Joint Damage Must Be Avoided
Bursitis and tendonitis are two painful injuries that often result from overuse of a joint or tendon, leading to inflammation, swelling and tenderness in the injured area. These conditions usually require a doctor’s examination to make certain there is no infection present. Drug therapy consists of oral anti-inflammatory drugs or corticosteroid injections. Elastic compression bandages and/or health supports are also used.
Bursitis and ten-donitis are two conditions that should not go untreated.
Bursitis is an inflammation of the bursa or fluid-filled space between the joint and the supporting ligaments and tendons of a joint. Large joints such as the hips or shoulder have several bursae. One of the largest bursae is located near the outer tip of the shoulder joint. The bursa acts as a gliding surface for the ligaments and tendons to move over the adjacent bones of the joint. The acromion is the outer end of the spine of the scapula and articulates with the clavicle. With trauma to the area, such as with overuse or strenuous exercise, the inflammation of the bursa can cause severe pain and tenderness and limited range of motion. This is often seen in the shoulder, elbow or knee. Even though mild bursitis may improve without treatment, any pain or tenderness in a joint which lasts more than seven days should be evaluated by a physician to determine the cause. Bursitis is most often associated with overexercise, but it may also be a result of a bacterial infection, rheumatoid arthritis, gout or connective tissue disease. If bursitis is not treated or allowed to heal for a length of time, it may lead to calcium deposits in the involved bursa.

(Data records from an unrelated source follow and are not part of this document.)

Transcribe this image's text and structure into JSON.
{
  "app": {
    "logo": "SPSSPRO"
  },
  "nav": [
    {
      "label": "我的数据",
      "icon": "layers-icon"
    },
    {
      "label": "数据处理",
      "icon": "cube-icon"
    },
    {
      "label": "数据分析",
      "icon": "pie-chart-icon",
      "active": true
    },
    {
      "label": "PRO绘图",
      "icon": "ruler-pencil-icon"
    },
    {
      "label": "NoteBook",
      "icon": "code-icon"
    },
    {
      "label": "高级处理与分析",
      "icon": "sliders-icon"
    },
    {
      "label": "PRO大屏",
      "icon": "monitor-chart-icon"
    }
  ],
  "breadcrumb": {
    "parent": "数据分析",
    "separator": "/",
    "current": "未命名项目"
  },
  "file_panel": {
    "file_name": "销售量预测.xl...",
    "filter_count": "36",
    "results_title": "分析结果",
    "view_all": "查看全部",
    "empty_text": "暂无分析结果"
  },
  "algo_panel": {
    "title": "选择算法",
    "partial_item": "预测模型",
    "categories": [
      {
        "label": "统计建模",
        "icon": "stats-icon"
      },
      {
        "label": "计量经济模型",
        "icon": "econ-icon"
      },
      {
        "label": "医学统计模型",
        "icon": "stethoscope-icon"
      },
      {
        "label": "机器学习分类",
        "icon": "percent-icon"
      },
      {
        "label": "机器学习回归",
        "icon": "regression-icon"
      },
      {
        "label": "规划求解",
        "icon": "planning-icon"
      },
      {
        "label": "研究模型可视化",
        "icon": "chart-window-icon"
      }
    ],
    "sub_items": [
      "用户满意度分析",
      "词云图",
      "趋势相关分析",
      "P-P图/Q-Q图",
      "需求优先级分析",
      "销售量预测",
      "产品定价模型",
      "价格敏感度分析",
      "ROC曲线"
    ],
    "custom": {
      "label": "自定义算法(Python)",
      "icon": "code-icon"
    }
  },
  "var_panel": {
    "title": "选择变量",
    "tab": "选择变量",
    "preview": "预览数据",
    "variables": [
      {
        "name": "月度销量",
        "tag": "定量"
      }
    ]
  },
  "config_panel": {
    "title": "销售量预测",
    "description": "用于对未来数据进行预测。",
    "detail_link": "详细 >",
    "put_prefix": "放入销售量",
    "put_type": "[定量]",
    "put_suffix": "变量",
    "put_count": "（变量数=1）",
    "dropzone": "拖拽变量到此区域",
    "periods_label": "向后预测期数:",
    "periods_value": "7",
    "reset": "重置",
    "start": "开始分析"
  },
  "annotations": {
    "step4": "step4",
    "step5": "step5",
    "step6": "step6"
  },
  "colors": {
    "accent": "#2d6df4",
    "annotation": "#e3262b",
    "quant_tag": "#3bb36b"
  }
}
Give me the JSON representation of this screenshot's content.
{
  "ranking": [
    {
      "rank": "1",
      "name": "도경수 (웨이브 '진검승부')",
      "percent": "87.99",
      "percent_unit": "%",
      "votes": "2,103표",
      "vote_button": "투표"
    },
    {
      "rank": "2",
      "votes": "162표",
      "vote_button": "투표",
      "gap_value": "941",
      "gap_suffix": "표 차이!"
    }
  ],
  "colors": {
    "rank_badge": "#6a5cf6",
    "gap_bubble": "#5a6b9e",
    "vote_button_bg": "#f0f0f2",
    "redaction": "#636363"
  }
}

Tendonitis is an inflammation of a tendon that has been injured or strained. This condition often develops in the shoulder, elbow and the achilles tendon. As with bursitis, this inflammation is usually clue to trauma, as occurs in overexercise. Tendonitis can also occur from infection, rheumatoid arthritis, osteoarthritis or without an explanation. If the inflammation continues and is not treated, connective tissue begins to develop in the area and eventually the tendon may degenerate and rupture.
Treatment of Bursitis and Tendonitis: Pain, inflammation, swelling and limited ability for movement in any area should always be evaluated by a physician if it is severe or lasts longer than one week. Pain is triggered even by the slightest motion and thus patients tend to keep their arms at their sides. The healing necessary for complete recovery from bursitis or tendonitis can be helped with nonsteroidal anti-inflammatory drugs, such as ibuprofen or naproxen or an injection of a corticosteroid. The healing of an inflamed tendon or bursa, however, often takes several weeks to months to complete.
After either of these conditions have developed, it is very important that you understand what activities to avoid and how to perform activities that cannot be avoided so further damage does not occur and the inflammation is allowed to heal. Your doctor may prescribe medication, as well as a compression bandage for a period of time to decrease swelling and support a weak joint. An elastic health support, such as an elbow, wrist, ankle or knee brace, may also be prescribed for support of the area as it heals. Your pharmacist can help you choose the correct fitting brace or health support for your injury.